David Merkel reviews Buffett’s 10k:
Buffett does very well, but I know of no other insurer that invests so much in equities funded by insurance liabilities. There is a real risk that if the markets fall hard, a la 1929-32, 1973-4, 2007-8. that BRK would be hard-pressed, particularly if there were some significant disaster like Katrina or Sandy, or set of disasters like 2004 or 2011.
He’s right that this philosophy adds risk to the business model. But riding equities isn’t as lonely a strategy for Buffett as it once was.
Consider Greenlight Re, an offshore reinsurance company linked to a hedge fund. Their strategy departed from the typical offshore startup model: write long tail, low-volatility, high-float insurance business and pump the cash into the hedge fund.
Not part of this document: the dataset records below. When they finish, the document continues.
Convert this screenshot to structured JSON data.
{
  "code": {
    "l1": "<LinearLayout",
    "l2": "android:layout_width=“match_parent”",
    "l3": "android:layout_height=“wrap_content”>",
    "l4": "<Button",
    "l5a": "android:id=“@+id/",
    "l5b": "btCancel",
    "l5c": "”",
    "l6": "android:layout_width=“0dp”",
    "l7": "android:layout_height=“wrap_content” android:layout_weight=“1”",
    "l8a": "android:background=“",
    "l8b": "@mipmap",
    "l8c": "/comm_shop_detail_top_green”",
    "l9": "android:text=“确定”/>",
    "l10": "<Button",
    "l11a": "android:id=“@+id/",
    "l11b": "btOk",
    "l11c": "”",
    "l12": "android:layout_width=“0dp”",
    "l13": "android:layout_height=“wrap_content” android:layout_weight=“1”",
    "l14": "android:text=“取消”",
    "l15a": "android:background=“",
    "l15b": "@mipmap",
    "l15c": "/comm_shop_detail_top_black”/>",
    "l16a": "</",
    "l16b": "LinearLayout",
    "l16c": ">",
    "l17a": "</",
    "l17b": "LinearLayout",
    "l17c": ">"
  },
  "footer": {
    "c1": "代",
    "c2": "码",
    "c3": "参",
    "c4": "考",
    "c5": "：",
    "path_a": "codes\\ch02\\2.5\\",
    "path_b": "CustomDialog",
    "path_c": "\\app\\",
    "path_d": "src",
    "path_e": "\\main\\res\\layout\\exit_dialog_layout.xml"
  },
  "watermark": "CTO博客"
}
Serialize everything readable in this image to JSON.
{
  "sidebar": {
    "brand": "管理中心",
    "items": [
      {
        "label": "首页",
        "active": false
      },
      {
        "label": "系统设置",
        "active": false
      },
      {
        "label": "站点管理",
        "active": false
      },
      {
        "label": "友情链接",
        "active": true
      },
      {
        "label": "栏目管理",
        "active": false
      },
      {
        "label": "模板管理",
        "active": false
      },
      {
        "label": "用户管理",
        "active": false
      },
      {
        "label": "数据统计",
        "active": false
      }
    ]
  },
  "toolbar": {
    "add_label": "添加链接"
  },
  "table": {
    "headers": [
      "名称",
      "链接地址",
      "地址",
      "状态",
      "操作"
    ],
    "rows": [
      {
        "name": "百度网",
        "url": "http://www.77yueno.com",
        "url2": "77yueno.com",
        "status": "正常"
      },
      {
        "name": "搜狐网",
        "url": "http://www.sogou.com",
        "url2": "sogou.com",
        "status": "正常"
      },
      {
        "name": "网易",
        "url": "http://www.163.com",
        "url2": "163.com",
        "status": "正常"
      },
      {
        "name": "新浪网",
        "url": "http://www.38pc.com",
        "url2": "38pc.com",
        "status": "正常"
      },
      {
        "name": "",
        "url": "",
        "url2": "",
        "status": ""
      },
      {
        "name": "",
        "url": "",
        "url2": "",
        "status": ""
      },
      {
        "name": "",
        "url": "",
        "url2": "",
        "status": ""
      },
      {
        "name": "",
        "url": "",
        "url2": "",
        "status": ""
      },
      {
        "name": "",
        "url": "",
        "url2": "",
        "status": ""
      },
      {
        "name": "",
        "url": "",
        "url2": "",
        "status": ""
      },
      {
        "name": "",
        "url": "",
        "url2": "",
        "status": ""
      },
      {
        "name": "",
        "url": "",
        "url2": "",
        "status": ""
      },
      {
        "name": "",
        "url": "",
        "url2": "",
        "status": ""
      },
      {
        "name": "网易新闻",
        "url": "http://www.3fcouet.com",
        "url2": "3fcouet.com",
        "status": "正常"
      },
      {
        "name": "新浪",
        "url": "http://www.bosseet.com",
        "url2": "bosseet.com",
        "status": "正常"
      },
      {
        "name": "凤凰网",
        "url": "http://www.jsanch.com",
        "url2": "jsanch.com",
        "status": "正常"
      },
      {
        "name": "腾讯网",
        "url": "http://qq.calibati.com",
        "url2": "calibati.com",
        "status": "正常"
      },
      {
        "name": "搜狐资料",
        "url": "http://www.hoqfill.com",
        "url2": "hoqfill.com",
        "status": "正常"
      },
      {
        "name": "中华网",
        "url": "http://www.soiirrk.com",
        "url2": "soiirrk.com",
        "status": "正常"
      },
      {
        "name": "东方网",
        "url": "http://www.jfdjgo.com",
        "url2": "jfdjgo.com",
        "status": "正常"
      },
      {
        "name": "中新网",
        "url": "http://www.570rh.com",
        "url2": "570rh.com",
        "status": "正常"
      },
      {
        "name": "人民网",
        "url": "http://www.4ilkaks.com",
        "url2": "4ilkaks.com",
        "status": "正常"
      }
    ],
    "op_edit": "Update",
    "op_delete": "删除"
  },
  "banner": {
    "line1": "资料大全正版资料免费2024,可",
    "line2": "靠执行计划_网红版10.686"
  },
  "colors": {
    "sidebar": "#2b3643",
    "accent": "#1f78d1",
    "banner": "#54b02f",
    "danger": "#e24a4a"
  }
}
Taking big investment risks isn’t new for insurers. It’s just that doing it on purpose is unorthodox. Many insurers quietly took on more asset risk in the mid-00s and got crushed in 08. So did Greenlight for that matter. The difference is that Greenlight, fully expecting such a scenario, kept a hand steady at the till and rode the market back up.
Others tucked their tail between their legs and liquidated, in many cases locking in the losses.
If everyone (regulator, rating agency, management, investors) is on board with the risk, aggressive asset investment coupled with stable, high-float liabilities can work. Put another way, linking a hedge fund to an insurance company means the insurer can get by at lower combined ratios and grow.
But don’t take my word for it, look to the market and see the latest wave of offshore startups copying Greenlight/BRK: Third Point Re, SAC Re. And we see this convergence coming from the other side as AWAC, an established (re)insurer, bought into a hedge fund.
The key is to think of these insurers as more akin to banks: low-risk liabilities, high-risk assets. One can be skeptical of whether they are doing a good job of balancing these risks but in principle there is no reason to assume they will fail.